In a few cases, we bypass the TRN tags and use language-specific ADPs, switching the target of ad_return_template based on the user's setting. This is useful for pages containing HTML forms that we don't expect to change much.
Good things about this system:
- A lot of functionality for not too much work
- Translators can view items in context before translating them
- No tcl-level programming intervention required to make items translatable or to add new translatable items Not-so-good things about this system:
- Internationalizing an existing ADP page can require a lot of tedious hand-editing to add the needed TRN tags. I've tooled around with some code that uses regexps to break up a markup page along "<" and ">" boundaries but haven't gone very far with it. I'd be happy to share the code and ideas with anyone who is interested.
- Our translation keys are global.

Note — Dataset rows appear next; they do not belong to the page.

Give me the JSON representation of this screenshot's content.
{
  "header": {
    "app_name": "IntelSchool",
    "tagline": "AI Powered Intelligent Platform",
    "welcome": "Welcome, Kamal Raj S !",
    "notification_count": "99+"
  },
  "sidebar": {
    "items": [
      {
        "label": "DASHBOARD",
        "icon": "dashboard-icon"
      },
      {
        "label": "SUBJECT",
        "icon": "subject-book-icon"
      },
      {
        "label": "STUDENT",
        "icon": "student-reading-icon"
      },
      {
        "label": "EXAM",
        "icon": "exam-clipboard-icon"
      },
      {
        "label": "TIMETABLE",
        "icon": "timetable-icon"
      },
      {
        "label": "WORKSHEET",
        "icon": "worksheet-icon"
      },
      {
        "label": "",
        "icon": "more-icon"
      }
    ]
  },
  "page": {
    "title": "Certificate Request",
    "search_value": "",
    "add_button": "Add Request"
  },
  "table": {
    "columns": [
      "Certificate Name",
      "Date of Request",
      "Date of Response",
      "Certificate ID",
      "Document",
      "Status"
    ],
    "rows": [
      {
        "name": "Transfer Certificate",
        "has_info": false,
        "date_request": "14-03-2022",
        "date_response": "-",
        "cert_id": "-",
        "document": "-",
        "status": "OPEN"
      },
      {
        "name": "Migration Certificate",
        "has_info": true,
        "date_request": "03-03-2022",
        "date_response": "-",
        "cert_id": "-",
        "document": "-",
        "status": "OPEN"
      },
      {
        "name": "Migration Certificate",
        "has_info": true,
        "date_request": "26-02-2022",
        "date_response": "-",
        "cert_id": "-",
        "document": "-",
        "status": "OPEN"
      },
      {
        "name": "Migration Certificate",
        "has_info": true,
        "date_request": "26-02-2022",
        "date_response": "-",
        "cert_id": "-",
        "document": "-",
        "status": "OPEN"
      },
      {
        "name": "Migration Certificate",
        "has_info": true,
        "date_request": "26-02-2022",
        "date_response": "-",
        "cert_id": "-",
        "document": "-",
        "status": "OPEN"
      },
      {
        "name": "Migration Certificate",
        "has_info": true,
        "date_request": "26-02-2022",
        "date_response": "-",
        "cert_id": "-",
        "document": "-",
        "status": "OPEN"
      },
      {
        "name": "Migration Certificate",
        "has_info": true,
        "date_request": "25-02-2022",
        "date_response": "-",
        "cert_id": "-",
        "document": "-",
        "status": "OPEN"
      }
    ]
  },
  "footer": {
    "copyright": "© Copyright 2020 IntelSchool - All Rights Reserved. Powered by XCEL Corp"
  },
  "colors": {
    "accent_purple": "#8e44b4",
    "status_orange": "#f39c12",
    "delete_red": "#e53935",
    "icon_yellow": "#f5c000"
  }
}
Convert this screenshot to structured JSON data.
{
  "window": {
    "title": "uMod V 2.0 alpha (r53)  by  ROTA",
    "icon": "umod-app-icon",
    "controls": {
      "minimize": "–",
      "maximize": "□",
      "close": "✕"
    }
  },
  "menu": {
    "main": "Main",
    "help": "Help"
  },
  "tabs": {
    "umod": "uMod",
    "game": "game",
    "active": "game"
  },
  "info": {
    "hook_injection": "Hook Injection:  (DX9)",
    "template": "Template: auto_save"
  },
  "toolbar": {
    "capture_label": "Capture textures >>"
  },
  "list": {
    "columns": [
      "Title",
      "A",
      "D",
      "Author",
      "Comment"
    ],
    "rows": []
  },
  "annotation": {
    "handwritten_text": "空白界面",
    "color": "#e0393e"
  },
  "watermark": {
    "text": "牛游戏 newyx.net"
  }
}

Though we have some informal naming conventions, we have something of the system-wide sea of keys Don mentions above.
- We don't have an easy way to track all of the places that a key is used. This is helpful for ensuring consistency, i.e. that a translation is correct for all of the places where a key shows up (or helping us determine that new keys are needed).
- We haven't made any attempt at solving date- or currency-formatting issues. Not-so-good things that seem harder and more subtle:
- As Henry Minsky has pointed out elsewhere, Unicode/UTF-8 is not smart about fonts. Henry can describe it better than I, but the problem is that while two (or more) languages share certain characters, their "pretty" representation may depend on the language. So ultimately the right solution is probably to do the locale/charset negotiation and rely on the browser to pick a good font.
- Our system doesn't know anything about language constructs. I.e. it doesn't know that "le voiture" and "voiture" are related. As a final, mildly off-topic point, one of the cooler things to appear in recent months is this idea of a distributed translation database (see http://www.newscientist.com/news/news.jsp?id=ns99992115). This opens up the possibility of building something of long-lasting value with a much wider community, not to mention making translation help available through XML-RPC and SOAP.